My name is Julie.
I am a wife.
I am a mother.
I am an athlete.
I am a nurse practitioner.
And I am surviving heart disease.
In July of 2009, I arrived at the hospital with a joyous expectation of meeting my second son. My husband and I set multiple alarms to ensure we weren't a second late for my pre-operative time slot. My cesarean section was scheduled, and I anticipated that our baby's delivery would be just as smooth as our eldest son's just 20 months prior.
It was not long into the surgery that I began feeling strange and not well. My heart felt as it was doing round-off back handsprings inside of my chest. All the voices of those in the operating room faded into the background. As a nurse who worked in the pediatric intensive care unit for years, my first instinct was to gaze at the cardiac monitor to see if my vital signs were stable. I remember thinking to myself, as I watched my heart go into a bad arrhythmia, "Wow, they might actually give me CPR before this procedure is done."
Fast forward through a thankfully, blessed and safe delivery of my son, hours of monitoring and multiple cardiovascular testing procedures... I finally had the opportunity to hold my baby boy. I was told that my heart was likely okay, but that I should follow up with the cardiologist in six weeks.
I did return for that appointment, and once again, I had an echocardiogram, or ultrasound, of my heart. I shared with my cardiologist that I remained short of breath climbing a flight of stairs as if I was still 38 weeks pregnant. I was also experiencing dizziness while unloading the dishwasher and taking a warm shower. Those symptoms could be explained by many things, such as simply being out of shape from the pregnancy and dehydration. Yet, the phone call I received later that same afternoon confirmed something I never dreamed I would face. It was the words of my cardiologist's voice echoing on the other end of the line that made my heart sink into my chest. "Julie, your heart is failing."
Wait... I'm 32 years old... Didn't I just run the Boston Marathon a couple of years ago? Didn't I just turn down the oh-so-delicious fried chicken and French fries for the baked chicken with steamed vegetables? Okay, I may not take my vitamins daily, but, "Really, doc? I think you are looking at the wrong girl's chart." I may not have really responded in that manner. I believe my true response was displayed as I wiped the tears from my face and held my 6-week-old newborn.

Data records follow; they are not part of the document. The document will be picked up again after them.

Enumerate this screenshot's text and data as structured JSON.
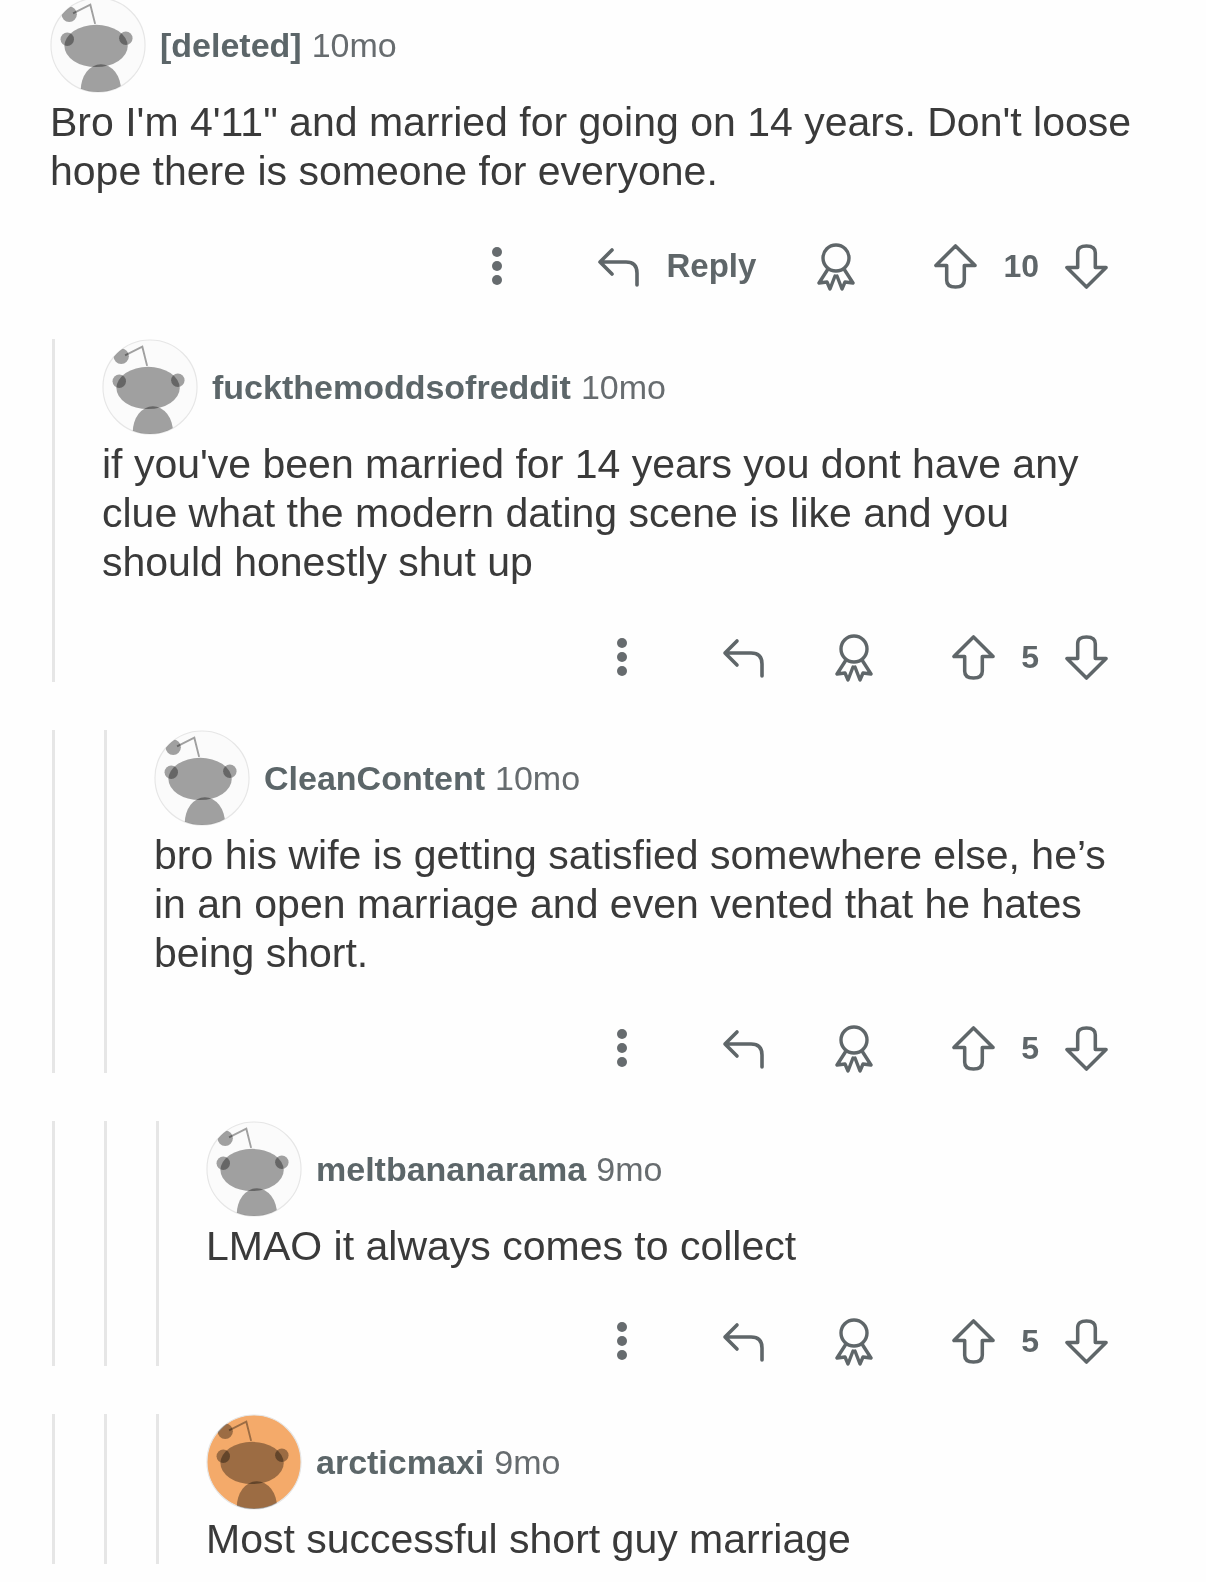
{
  "comments": [
    {
      "author": "[deleted]",
      "age": "10mo",
      "avatar": {
        "color": "#fbfbfb"
      },
      "body": "Bro I'm 4'11\" and married for going on 14 years. Don't loose hope there is someone for everyone.",
      "actions": {
        "reply_label": "Reply",
        "score": "10"
      },
      "children": [
        {
          "author": "fuckthemoddsofreddit",
          "age": "10mo",
          "avatar": {
            "color": "#fbfbfb"
          },
          "body": "if you've been married for 14 years you dont have any clue what the modern dating scene is like and you should honestly shut up",
          "actions": {
            "score": "5"
          },
          "children": [
            {
              "author": "CleanContent",
              "age": "10mo",
              "avatar": {
                "color": "#fbfbfb"
              },
              "body": "bro his wife is getting satisfied somewhere else, he’s in an open marriage and even vented that he hates being short.",
              "actions": {
                "score": "5"
              },
              "children": [
                {
                  "author": "meltbananarama",
                  "age": "9mo",
                  "avatar": {
                    "color": "#fbfbfb"
                  },
                  "body": "LMAO it always comes to collect",
                  "actions": {
                    "score": "5"
                  }
                },
                {
                  "author": "arcticmaxi",
                  "age": "9mo",
                  "avatar": {
                    "color": "#f4aa6a"
                  },
                  "body": "Most successful short guy marriage"
                }
              ]
            }
          ]
        }
      ]
    }
  ]
}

I was officially diagnosed with cardiomyopathy. Heart failure. Within the ensuing month, I had a defibrillator implanted into my chest wall because my arrhythmia also proved to be life threatening. I learned firsthand that every breath, every single heart beat is a gift.

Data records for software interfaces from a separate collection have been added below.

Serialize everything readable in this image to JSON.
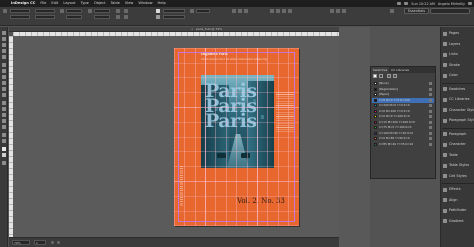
{
  "menubar": {
    "app": "InDesign CC",
    "items": [
      "File",
      "Edit",
      "Layout",
      "Type",
      "Object",
      "Table",
      "View",
      "Window",
      "Help"
    ],
    "clock": "Sun 10:22 AM",
    "user": "Angelo Mirhelliy"
  },
  "control_panel": {
    "workspace": "Essentials"
  },
  "document": {
    "tab_label": "paris_fold @ 79%"
  },
  "cover": {
    "headline": "Highfield Paris",
    "tagline": "lorem ipsum dolor sit amet consectetur adipiscing",
    "masthead": [
      "Paris",
      "Paris",
      "Paris"
    ],
    "volume": "Vol. 2, No. 33"
  },
  "status_bar": {
    "zoom": "79%",
    "page": "1"
  },
  "swatches": {
    "tabs": [
      "Swatches",
      "CC Libraries"
    ],
    "items": [
      {
        "name": "[None]",
        "color": "#ffffff",
        "selected": false
      },
      {
        "name": "[Registration]",
        "color": "#000000",
        "selected": false
      },
      {
        "name": "[Paper]",
        "color": "#ffffff",
        "selected": false
      },
      {
        "name": "C=0 M=0 Y=0 K=100",
        "color": "#1a1a1a",
        "selected": true
      },
      {
        "name": "C=100 M=0 Y=0 K=0",
        "color": "#00a0e3",
        "selected": false
      },
      {
        "name": "C=0 M=100 Y=0 K=0",
        "color": "#e4007c",
        "selected": false
      },
      {
        "name": "C=0 M=0 Y=100 K=0",
        "color": "#ffed00",
        "selected": false
      },
      {
        "name": "C=15 M=100 Y=100 K=0",
        "color": "#c8102e",
        "selected": false
      },
      {
        "name": "C=75 M=5 Y=100 K=0",
        "color": "#3aa935",
        "selected": false
      },
      {
        "name": "C=100 M=90 Y=10 K=0",
        "color": "#24408e",
        "selected": false
      },
      {
        "name": "C=0 M=65 Y=90 K=0",
        "color": "#e8672f",
        "selected": false
      },
      {
        "name": "C=85 M=40 Y=35 K=10",
        "color": "#2b6576",
        "selected": false
      }
    ]
  },
  "dock": {
    "items": [
      {
        "label": "Pages",
        "icon": "pages-icon"
      },
      {
        "label": "Layers",
        "icon": "layers-icon"
      },
      {
        "label": "Links",
        "icon": "links-icon"
      },
      {
        "label": "Stroke",
        "icon": "stroke-icon"
      },
      {
        "label": "Color",
        "icon": "color-icon"
      },
      {
        "label": "Swatches",
        "icon": "swatches-icon"
      },
      {
        "label": "CC Libraries",
        "icon": "cc-libraries-icon"
      },
      {
        "label": "Character Styles",
        "icon": "character-styles-icon"
      },
      {
        "label": "Paragraph Styles",
        "icon": "paragraph-styles-icon"
      },
      {
        "label": "Paragraph",
        "icon": "paragraph-icon"
      },
      {
        "label": "Character",
        "icon": "character-icon"
      },
      {
        "label": "Table",
        "icon": "table-icon"
      },
      {
        "label": "Table Styles",
        "icon": "table-styles-icon"
      },
      {
        "label": "Cell Styles",
        "icon": "cell-styles-icon"
      },
      {
        "label": "Effects",
        "icon": "effects-icon"
      },
      {
        "label": "Align",
        "icon": "align-icon"
      },
      {
        "label": "Pathfinder",
        "icon": "pathfinder-icon"
      },
      {
        "label": "Gradient",
        "icon": "gradient-icon"
      }
    ]
  }
}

I've learned that each day is a blessing. Upon my initial diagnosis, I didn't know how long I would be my children's mommy or how much I would get to experience alongside my boys as they grew and learned new things. I still don't know this answer. But, I will tell you that getting to walk my oldest son into kindergarten this year was an AMAZING celebration.
Throughout my entire nursing career, I have worked to care for children born with congenital heart defects. I am passionate about coming along side families as they journey a tough road. I am often blessed with opportunities to share my own story with patients and their families. As a health care professional, I enjoy the ability to relate to my patients and their families as we live real life with real challenges and face the many unknowns.
I have also grown in my passion for the women in my life. Heart disease does not discriminate. As women and mothers, I believe that we are more likely to take our children to their pediatricians for runny noses and ear infections than we are to realize that we have become more short of breath over the past month. Because heart disease affects one out of every three women, we do not have to look past the Thanksgiving dinner table or Girls-Night-Out gatherings to see the face of heart disease. Ladies, we need to take the time and energy to be proactive in taking charge of our health. For goodness sake, I worked in the field of cardiology for years before I faced my own diagnosis, and I surely never dreamed that I would be affected by heart disease. So ladies, go get checked! Know your blood pressure and cholesterol numbers. And, as you learn your own numbers, empower yourselves with what to do with those numbers.
Every morning, we wake up, brush our teeth and look at ourselves in the mirror as we get ready. As I look in the mirror, I see the face of heart disease. What do you see?
This post is part of a series produced by The Huffington Post and the American Heart Association in recognition of National Wear Red Day (February 7, 2014), the aim of which is to raise awareness that heart disease is the No. 1 killer of women. To read all the stories in the series, click here. And to follow the conversation on Twitter -- and share a picture of yourself wearing red -- find the hashtag #RedSelfie.